Daiwa rolled its first reels off the line in 1955 before they were licensed as a legitimate company. Yoshio Matsui was a Japanese entrepreneur who took his intense love for fishing along with a vision of better equipment and made it a reality. He became the founder and owner of Daiwa Reels.
Yoshio’s idea was to create quality fishing reels and to always strive toward more effective technology. It’s impressive that after 58 years of business Daiwa continues to fulfill its original mission statement.
Daiwa Reels Landmark Breaking Technologies
The fishing world became fully aware of Daiwa in 1968 when they came out with the open face reel. This was the first spin reel that didn’t keep the line enclosed inside a cover. It seems obvious now but at that time it was completely unheard in reel manufacturing. It allowed both easy inspection and replacement of the line. Anglers discovered they could also get a lot more line on these new open faced spools.
As years and experience started to increase, Daiwa began looking more into the materials used to create their reel components. One such study in particular was taking a closer look at carbon fiber. Daiwa uncovered a means of layering sheets of carbon fiber to create an extremely dense material.
Daiwa was the first fishing company to use carbon fiber on the bodies and rotors of their reels. Years of trial and error eventually led to a refined product. Introduced in 2007, Daiwa calls it Zaion and it’s known to be tough as metal. Daiwa’s carbon fiber reel seats, bodies, and drags are harder than ever helping to keep Daiwa at the top of the fishing equipment industry.
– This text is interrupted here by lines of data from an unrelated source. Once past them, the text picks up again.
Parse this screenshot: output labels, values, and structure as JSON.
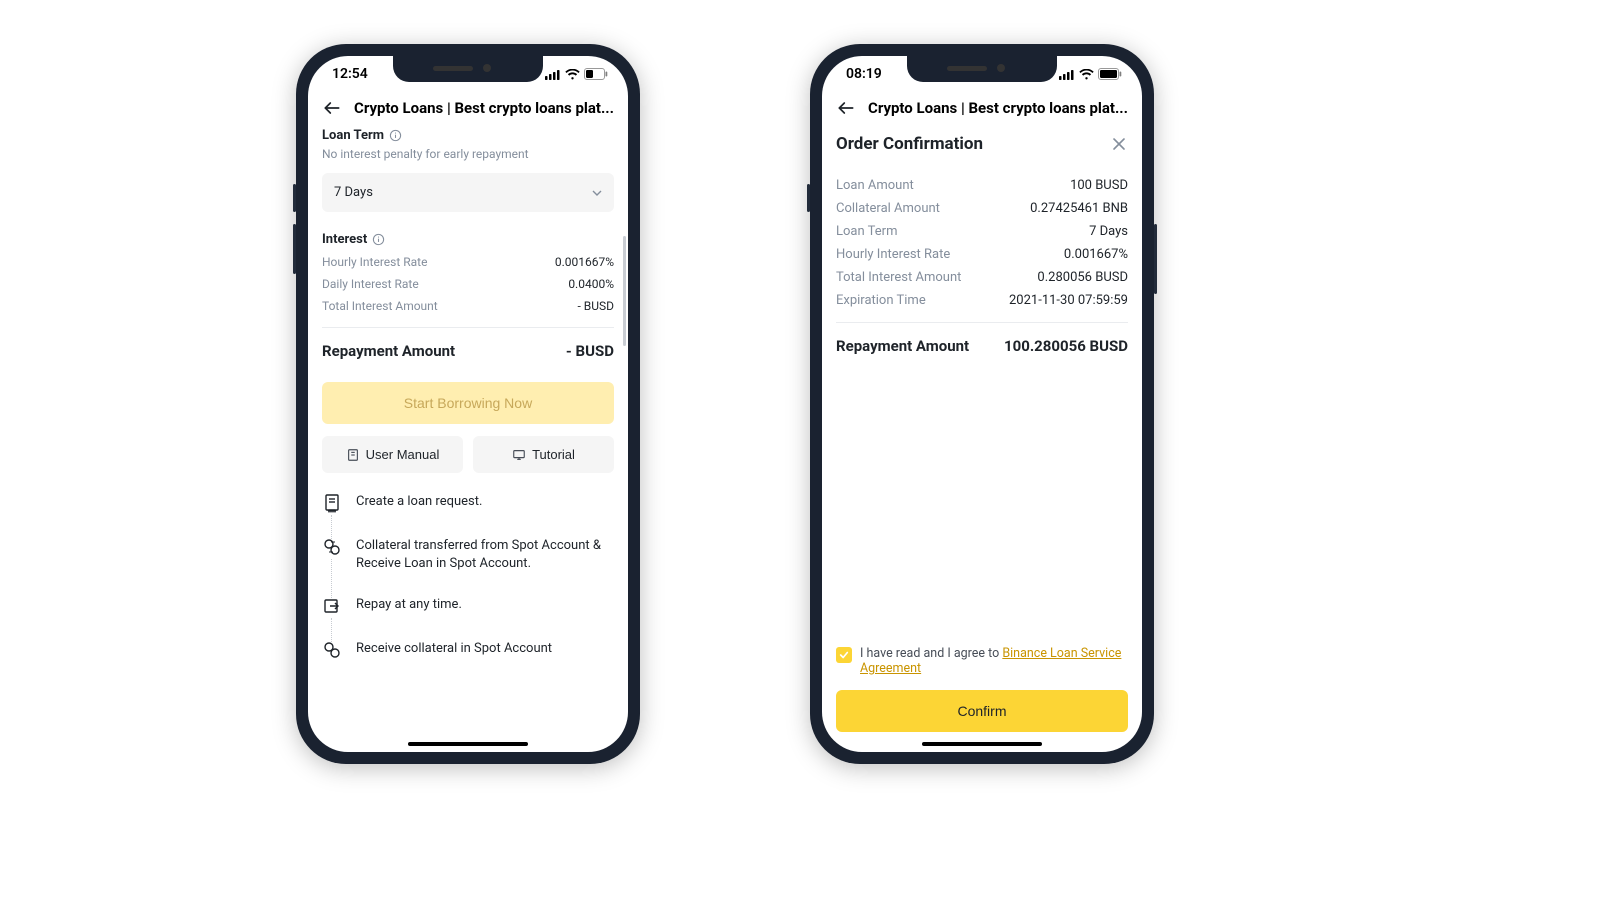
{
  "shared": {
    "nav_title": "Crypto Loans | Best crypto loans plat..."
  },
  "left": {
    "status_time": "12:54",
    "battery_level": "low",
    "section_loan_term": "Loan Term",
    "loan_term_sub": "No interest penalty for early repayment",
    "loan_term_value": "7 Days",
    "section_interest": "Interest",
    "hourly_rate_label": "Hourly Interest Rate",
    "hourly_rate_value": "0.001667%",
    "daily_rate_label": "Daily Interest Rate",
    "daily_rate_value": "0.0400%",
    "total_interest_label": "Total Interest Amount",
    "total_interest_value": "- BUSD",
    "repay_label": "Repayment Amount",
    "repay_value": "- BUSD",
    "btn_start": "Start Borrowing Now",
    "btn_manual": "User Manual",
    "btn_tutorial": "Tutorial",
    "steps": [
      "Create a loan request.",
      "Collateral transferred from Spot Account & Receive Loan in Spot Account.",
      "Repay at any time.",
      "Receive collateral in Spot Account"
    ]
  },
  "right": {
    "status_time": "08:19",
    "battery_level": "full",
    "title": "Order Confirmation",
    "rows": [
      {
        "l": "Loan Amount",
        "v": "100 BUSD"
      },
      {
        "l": "Collateral Amount",
        "v": "0.27425461 BNB"
      },
      {
        "l": "Loan Term",
        "v": "7 Days"
      },
      {
        "l": "Hourly Interest Rate",
        "v": "0.001667%"
      },
      {
        "l": "Total Interest Amount",
        "v": "0.280056 BUSD"
      },
      {
        "l": "Expiration Time",
        "v": "2021-11-30 07:59:59"
      }
    ],
    "repay_label": "Repayment Amount",
    "repay_value": "100.280056 BUSD",
    "agree_prefix": "I have read and I agree to ",
    "agree_link": "Binance Loan Service Agreement",
    "btn_confirm": "Confirm"
  }
}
It was only 3 short years later that Daiwa again vastly improved the value and function of their reels. 2007 marked the release of the Daiwa MAGSEALED ball bearing. Using what’s called space age technology, Daiwa developed a special metallic like oil that’s able to hold a magnetic charge. Using this MAGOIL inside their new covered bearings has made them all but impervious to ruinous micro debris.
Daiwa Corporation To Globeride Inc.
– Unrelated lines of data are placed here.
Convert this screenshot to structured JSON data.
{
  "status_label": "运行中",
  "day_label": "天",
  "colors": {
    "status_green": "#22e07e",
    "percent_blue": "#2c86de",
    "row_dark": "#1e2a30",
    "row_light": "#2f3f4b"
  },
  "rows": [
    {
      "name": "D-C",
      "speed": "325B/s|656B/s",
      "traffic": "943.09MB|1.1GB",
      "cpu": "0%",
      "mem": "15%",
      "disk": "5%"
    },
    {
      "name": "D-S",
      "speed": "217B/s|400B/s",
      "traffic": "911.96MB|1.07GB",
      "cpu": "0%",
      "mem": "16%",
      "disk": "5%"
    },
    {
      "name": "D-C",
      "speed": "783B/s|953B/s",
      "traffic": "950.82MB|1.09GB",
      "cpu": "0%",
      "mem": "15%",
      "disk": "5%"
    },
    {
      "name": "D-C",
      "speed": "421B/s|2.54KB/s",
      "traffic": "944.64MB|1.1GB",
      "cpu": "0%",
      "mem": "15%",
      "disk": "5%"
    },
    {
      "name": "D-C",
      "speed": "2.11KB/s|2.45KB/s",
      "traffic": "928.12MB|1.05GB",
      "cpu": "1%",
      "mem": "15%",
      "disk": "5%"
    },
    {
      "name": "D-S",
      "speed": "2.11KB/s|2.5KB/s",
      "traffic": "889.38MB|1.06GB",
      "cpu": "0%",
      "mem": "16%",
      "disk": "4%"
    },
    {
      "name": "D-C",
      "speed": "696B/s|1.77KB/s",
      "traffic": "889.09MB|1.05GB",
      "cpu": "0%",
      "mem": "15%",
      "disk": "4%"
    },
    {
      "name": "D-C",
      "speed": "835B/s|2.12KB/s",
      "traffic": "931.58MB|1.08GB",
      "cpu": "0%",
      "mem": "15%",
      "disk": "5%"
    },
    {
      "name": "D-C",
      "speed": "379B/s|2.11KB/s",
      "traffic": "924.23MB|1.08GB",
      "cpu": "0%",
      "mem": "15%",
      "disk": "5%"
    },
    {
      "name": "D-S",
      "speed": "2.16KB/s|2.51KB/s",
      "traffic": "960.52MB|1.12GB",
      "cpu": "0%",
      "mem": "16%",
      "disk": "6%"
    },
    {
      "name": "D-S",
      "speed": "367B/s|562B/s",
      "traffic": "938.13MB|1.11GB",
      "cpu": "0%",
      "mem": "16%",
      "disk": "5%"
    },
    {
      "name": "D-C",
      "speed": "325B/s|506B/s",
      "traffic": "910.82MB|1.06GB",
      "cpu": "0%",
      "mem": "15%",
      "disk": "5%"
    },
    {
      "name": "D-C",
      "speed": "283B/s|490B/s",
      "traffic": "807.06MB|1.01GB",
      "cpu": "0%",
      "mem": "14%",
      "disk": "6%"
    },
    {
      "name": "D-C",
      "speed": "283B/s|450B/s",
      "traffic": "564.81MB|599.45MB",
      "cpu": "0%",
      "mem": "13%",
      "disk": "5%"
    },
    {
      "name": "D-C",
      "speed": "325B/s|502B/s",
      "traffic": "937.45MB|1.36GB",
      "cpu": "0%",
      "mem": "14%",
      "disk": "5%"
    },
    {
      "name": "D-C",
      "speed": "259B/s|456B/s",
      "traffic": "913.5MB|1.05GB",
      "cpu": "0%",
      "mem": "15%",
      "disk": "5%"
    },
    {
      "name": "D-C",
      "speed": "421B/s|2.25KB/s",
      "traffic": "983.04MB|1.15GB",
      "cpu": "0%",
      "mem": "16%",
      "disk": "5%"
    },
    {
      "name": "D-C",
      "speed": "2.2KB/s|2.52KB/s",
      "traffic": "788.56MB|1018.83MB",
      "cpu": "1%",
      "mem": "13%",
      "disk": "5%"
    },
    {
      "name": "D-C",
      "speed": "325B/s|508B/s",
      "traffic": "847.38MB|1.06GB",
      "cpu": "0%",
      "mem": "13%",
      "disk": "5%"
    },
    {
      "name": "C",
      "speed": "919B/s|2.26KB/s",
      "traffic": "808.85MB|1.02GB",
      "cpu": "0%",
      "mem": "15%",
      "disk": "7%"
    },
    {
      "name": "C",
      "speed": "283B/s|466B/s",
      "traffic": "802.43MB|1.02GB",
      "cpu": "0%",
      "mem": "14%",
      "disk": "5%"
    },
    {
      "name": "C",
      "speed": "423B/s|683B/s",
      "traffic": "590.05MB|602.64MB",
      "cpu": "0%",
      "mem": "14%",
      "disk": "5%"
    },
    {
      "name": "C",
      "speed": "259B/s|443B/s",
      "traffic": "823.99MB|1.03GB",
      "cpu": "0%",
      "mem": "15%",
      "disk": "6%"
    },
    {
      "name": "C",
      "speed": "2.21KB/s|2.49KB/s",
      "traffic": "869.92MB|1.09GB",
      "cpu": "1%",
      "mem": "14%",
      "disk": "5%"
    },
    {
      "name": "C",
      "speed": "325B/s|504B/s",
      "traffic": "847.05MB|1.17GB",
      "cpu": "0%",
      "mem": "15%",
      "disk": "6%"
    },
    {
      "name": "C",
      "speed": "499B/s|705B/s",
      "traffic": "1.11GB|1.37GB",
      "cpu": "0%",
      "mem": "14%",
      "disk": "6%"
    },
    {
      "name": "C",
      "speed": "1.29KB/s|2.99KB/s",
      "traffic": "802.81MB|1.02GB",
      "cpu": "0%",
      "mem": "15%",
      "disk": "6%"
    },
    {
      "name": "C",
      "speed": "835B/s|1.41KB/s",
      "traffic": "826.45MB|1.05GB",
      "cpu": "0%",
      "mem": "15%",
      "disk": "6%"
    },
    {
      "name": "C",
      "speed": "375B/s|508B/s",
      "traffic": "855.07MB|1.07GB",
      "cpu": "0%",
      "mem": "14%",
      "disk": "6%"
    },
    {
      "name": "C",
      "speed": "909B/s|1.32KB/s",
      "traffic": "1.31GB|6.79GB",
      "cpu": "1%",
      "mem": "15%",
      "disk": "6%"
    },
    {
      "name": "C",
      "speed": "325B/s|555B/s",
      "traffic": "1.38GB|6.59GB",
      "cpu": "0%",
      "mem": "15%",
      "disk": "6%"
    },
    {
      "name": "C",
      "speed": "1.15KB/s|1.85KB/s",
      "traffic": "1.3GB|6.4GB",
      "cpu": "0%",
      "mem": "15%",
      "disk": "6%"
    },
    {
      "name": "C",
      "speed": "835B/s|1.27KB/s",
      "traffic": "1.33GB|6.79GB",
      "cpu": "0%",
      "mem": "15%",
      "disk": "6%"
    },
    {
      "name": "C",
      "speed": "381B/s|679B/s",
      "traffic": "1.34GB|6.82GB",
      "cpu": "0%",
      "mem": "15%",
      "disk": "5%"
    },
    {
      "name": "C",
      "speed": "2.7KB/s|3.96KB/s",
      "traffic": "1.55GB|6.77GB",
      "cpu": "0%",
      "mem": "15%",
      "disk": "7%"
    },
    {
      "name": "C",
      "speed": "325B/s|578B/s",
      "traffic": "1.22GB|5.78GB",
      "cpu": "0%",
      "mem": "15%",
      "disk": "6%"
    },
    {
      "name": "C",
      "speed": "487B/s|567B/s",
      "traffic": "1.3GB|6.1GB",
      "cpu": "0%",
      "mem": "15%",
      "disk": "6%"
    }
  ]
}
Though Daiwa started as a small fishing reel company in 1958, it has gone through a couple transitions. Daiwa was known as the Daiwa Seiko company for a time until they merged to become Globeride Inc. as it stands today. Globeride still claims fishing equipment as its main source of revenue, but also makes tennis, golf, and bicycling gear through its subsidiaries. You’ll find their tennis gear under the Prince brand name, while Gill holds their golf brand. Finally, Bottecchia is their bicycling brand name.
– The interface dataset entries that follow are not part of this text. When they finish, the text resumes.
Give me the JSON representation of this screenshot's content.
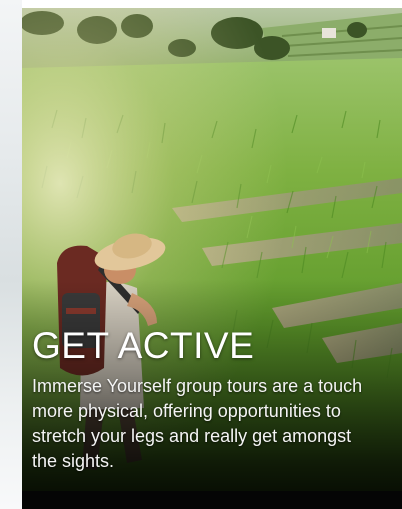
{
  "card": {
    "title": "GET ACTIVE",
    "description": "Immerse Yourself group tours are a touch more physical, offering opportunities to stretch your legs and really get amongst the sights.",
    "image_alt": "Hiker in a straw hat walking through green rice terraces"
  },
  "colors": {
    "text": "#ffffff",
    "grass": "#6aa22e",
    "shadow_overlay": "#000000"
  }
}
Globeride Inc. still sells fishing equipment through the Daiwa brand name. Daiwa was introduced to the United States in 1966 when it opened a small distribution and sales facility in Culver City, California. Today the Daiwa Corporation operates out of Cypress, California with a facility that services the U.S., Canada, Central, and South America.
Modern Daiwa Reels
Today Daiwa packs its latest technology into powerful reels like the Saltiga DogFight. The DogFight is made to handle corrosive saltwater conditions and some of the toughest fish known to inhabit the ocean. You can also find sophisticated technology and incredible value in many of Daiwa’s less expensive models. The Daiwa Legalis exemplifies my point in both price and value.
Some of the more popular technologies employed in Daiwa reels today include:
- Magsealed Ball Bearings – Space age technology uses a magnetic oil to keep the elements out of your reel. It makes maintenance a breeze.
- Zaion Carbon Fiber – Used most commonly in Daiwa’s drag systems. Zaion carbon fiber drag washers offer the highest quality in wear resistance.
- Zaion Air Rotor – Once more making use of the carbon fiber, the Daiwa air rotor disperses weight along the lower body of the reel. This greatly reduces reel flex during heavy stress periods.
- ATD or Automatic Tournament Drag – This self adjusting drag adapts to slowing fish, and changing pressure as line is pulled from the reel.
This is a taste, an appetizer so to speak of the advancements that Daiwa currently uses in their reels. A full list of features is available on the main Daiwa site.
Loved or not, Daiwa has left a tremendous mark on the sport fishing industry. By taking the lead in innovation they helped create the very idea of what a fishing reel should be today. Daiwa is the definition of branding, and is perhaps the most widely known name in fishing across the world today.
You can be sure that somewhere right now a team of Daiwa specialists works on a new technology to be featured in a future reel design. Daiwa reels have led innovation since the very beginning, and we don’t see them stopping anytime soon.